It takes a special girl, I think, to make a visor and chinks look good.

VIII

I’m driving to work and NPR is talking to songwriter who’s latest recording is called Scar. The title cut, he said, is based loosely on his relationship with his wife—it’s about how our relationships and experiences, for better and worse, mark us for life.

Brutal, quick and effective.

J. Thorp
May 2001

Book Break, Feast of the Archangels Edition: Tobit’s Dog

For those of you who recall our wedding (or those who have heard Jodi and me speak at the engaged couples retreats around these parts), you may remember that the only detail I was specific about in the ceremony was the Old Testament reading, from the Book of Tobit, Chapter 8, verses 4-8. The back story, about the faithful but afflicted Tobit, his son Tobiah, a long-lost kinsman, and a cursed young bride, is retold in the novel Tobit’s Dog by Michael N. Richard.

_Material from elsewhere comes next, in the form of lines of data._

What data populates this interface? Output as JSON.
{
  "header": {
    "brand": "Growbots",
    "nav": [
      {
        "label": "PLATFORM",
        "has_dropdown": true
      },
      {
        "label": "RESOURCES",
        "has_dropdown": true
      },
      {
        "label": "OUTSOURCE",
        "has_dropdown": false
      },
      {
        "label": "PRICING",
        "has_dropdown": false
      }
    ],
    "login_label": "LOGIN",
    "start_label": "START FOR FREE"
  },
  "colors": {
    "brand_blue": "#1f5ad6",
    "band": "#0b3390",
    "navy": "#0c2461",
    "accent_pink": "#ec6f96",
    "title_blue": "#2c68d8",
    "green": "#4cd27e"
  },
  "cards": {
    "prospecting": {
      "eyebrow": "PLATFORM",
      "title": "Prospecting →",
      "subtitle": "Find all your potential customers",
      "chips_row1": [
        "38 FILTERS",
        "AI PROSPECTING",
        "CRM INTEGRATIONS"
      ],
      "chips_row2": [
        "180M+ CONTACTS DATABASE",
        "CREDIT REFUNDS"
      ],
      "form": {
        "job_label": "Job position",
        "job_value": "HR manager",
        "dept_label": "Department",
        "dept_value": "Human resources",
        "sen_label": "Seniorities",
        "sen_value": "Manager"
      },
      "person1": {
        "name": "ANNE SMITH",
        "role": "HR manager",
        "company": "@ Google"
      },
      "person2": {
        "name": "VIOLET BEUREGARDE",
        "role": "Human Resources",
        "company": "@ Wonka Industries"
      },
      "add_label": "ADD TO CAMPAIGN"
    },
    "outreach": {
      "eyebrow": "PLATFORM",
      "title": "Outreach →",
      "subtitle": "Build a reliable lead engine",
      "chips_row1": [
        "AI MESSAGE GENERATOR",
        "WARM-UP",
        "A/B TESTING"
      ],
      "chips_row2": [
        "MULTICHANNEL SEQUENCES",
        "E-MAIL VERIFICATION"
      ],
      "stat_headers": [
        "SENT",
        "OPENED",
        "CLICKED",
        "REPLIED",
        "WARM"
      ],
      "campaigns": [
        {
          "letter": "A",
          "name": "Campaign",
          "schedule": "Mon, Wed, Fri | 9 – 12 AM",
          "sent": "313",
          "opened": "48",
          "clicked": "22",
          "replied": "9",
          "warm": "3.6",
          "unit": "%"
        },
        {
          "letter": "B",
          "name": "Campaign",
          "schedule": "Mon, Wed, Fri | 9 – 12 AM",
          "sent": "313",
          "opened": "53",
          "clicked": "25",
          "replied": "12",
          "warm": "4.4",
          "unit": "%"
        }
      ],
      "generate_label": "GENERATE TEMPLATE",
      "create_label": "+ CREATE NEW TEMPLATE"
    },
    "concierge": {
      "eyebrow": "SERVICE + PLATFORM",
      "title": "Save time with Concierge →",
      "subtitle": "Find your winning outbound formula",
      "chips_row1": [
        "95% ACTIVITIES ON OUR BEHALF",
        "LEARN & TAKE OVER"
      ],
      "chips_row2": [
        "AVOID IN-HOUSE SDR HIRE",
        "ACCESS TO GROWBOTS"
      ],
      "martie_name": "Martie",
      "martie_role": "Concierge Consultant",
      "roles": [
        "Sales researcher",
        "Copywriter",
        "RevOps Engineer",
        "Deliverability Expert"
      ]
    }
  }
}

Richard re-sets this ancient story as a mystery of sorts, set in the rural South during the Depression, and opens with a vignette of the titular canine visiting a local dump with his master, who is looking for discarded furniture to repair and sell. The dog is torn between the lure of his senses and the love of his master, but ultimately, chooses to follow and obey and is rewarded for it. It’s a compelling analogy to our relationship with God — but I was nervous: if the entire book were written in this way, it could be heavy-handed.

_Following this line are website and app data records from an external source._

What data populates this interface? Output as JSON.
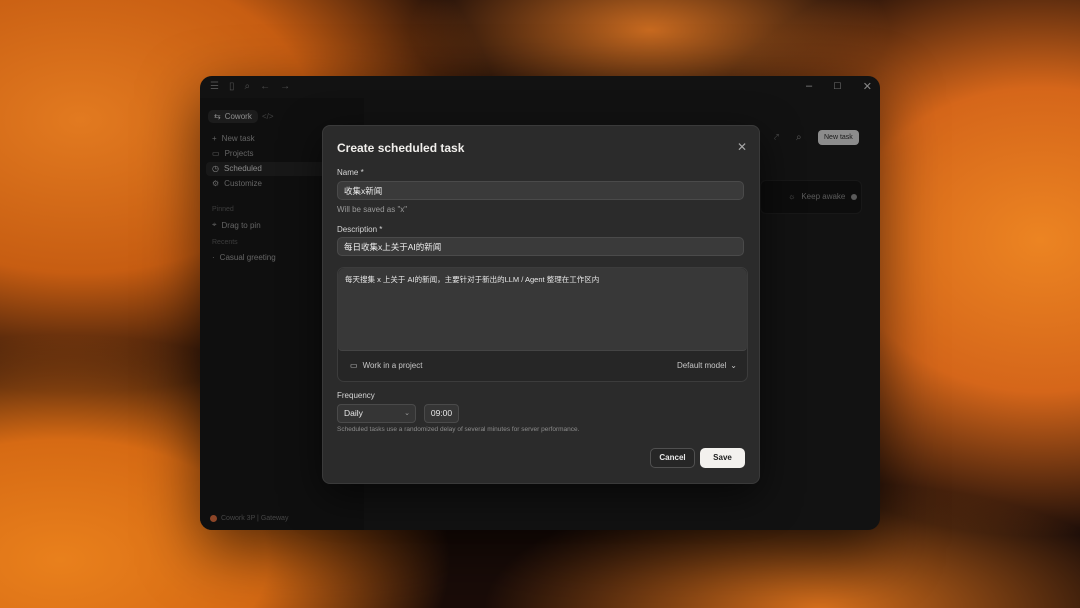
{
  "window": {
    "sidebar": {
      "workspace_chip": "Cowork",
      "items": [
        {
          "icon": "plus-icon",
          "glyph": "+",
          "label": "New task"
        },
        {
          "icon": "folder-icon",
          "glyph": "▭",
          "label": "Projects"
        },
        {
          "icon": "clock-icon",
          "glyph": "◷",
          "label": "Scheduled"
        },
        {
          "icon": "sliders-icon",
          "glyph": "⚙",
          "label": "Customize"
        }
      ],
      "pinned_label": "Pinned",
      "pinned_hint": "Drag to pin",
      "recents_label": "Recents",
      "recents": [
        "Casual greeting"
      ],
      "footer": "Cowork 3P | Gateway"
    },
    "main": {
      "new_task_button": "New task",
      "keep_awake_label": "Keep awake"
    }
  },
  "modal": {
    "title": "Create scheduled task",
    "name_label": "Name *",
    "name_value": "收集x新闻",
    "name_helper": "Will be saved as \"x\"",
    "description_label": "Description *",
    "description_value": "每日收集x上关于AI的新闻",
    "prompt_value": "每天搜集 x 上关于 AI的新闻，主要针对于新出的LLM / Agent 整理在工作区内",
    "work_in_project_label": "Work in a project",
    "model_label": "Default model",
    "frequency_label": "Frequency",
    "frequency_value": "Daily",
    "time_value": "09:00",
    "frequency_note": "Scheduled tasks use a randomized delay of several minutes for server performance.",
    "cancel_label": "Cancel",
    "save_label": "Save"
  }
}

Thankfully, it isn’t. Instead, the opening scene sets the theme for the rest of the book, in which all of the major characters are conflicted in some way and are either moving toward their Master or further away.

Though the story is told in an easy and often humorous style, the subject matter is dark — the apparent mutilation and lynching of a teenage boy, rape and racism, and a tragic family cycle of alcoholism and abuse all figure into the tale, as does spiritual warfare as conducted by the old man’s unusual dog and a talented and world-wise traveling musician who may be Tobit’s cousin but doesn’t seem to be from “around here.”

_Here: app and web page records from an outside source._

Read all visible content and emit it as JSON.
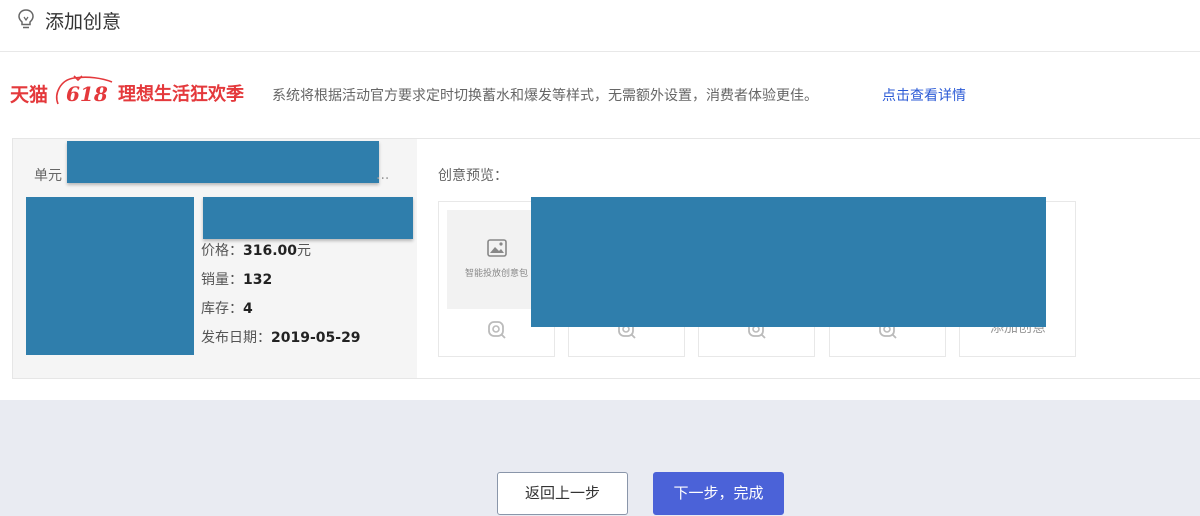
{
  "header": {
    "title": "添加创意",
    "icon": "lightbulb-icon"
  },
  "promo": {
    "logo_brand": "天猫",
    "logo_number": "618",
    "logo_slogan": "理想生活狂欢季",
    "description": "系统将根据活动官方要求定时切换蓄水和爆发等样式，无需额外设置，消费者体验更佳。",
    "link": "点击查看详情",
    "colors": {
      "brand": "#e4393c",
      "link": "#2b5ad6"
    }
  },
  "unit": {
    "label": "单元",
    "ellipsis": "..."
  },
  "product": {
    "price_label": "价格：",
    "price_value": "316.00",
    "price_unit": "元",
    "sales_label": "销量：",
    "sales_value": "132",
    "stock_label": "库存：",
    "stock_value": "4",
    "date_label": "发布日期：",
    "date_value": "2019-05-29"
  },
  "preview": {
    "label": "创意预览：",
    "first_caption": "智能投放创意包",
    "add_label": "添加创意"
  },
  "footer": {
    "back_label": "返回上一步",
    "next_label": "下一步，完成",
    "colors": {
      "primary": "#4b62d8",
      "background": "#e9ebf2"
    }
  },
  "redaction_color": "#2f7eac"
}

It is a Catholic book, featuring Catholic characters living their Catholic faith, but you don’t have to be Catholic, or even Christian, to follow the tale or enjoy it — and in fact, nearly all of the characters find themselves questioning their faith and why bad things happen to good folks. As a bonus, for those who know the Book of Tobit or the three archangels named in Scripture and celebrated today, there is a strong connection between the book and today’s feast — but that’s probably more fun to uncover after the fact. As for the novel, I recommend it highly!

Strange Dream

Had a strange dream two nights ago. Seems a fellow I don’t know (the “hero” of the dream) was in need of horses, and quick. This guy and I were in some big house on a high ridge overlooking a deep ravine with a river running through it (not a huge river, so it was frozen over) and he needed to make a quick escape. We slipped out behind the house and looked down the ravine — lo and behold, his friends were pushing horses right up the ravine, on the ice! We scrambled down the steep wall of the ravine to meet them.

The horses were being pushed hard, and were slipping and sliding around. Suddenly my dad’s mule, Polly, came barreling toward us, sliding and spinning, with her ears back tight against her head. As she slides past us, she pirouettes with perfect timing and snaps her two hind hooves straight at the hero’s face — and at that moment I woke up!

Clearly Polly didn’t like running on ice, and clearly, she knew this fellow was the reason she had to. Never seen such a display of “mule-fu”!

Analysis, anyone? Jinglebob at the Dennis Ranch blog suggested it was the fruit of too many jalapeno, peanut butter, and mayonnaise sandwiches. For the record, I’ve never tried such a thing — but Gabe might!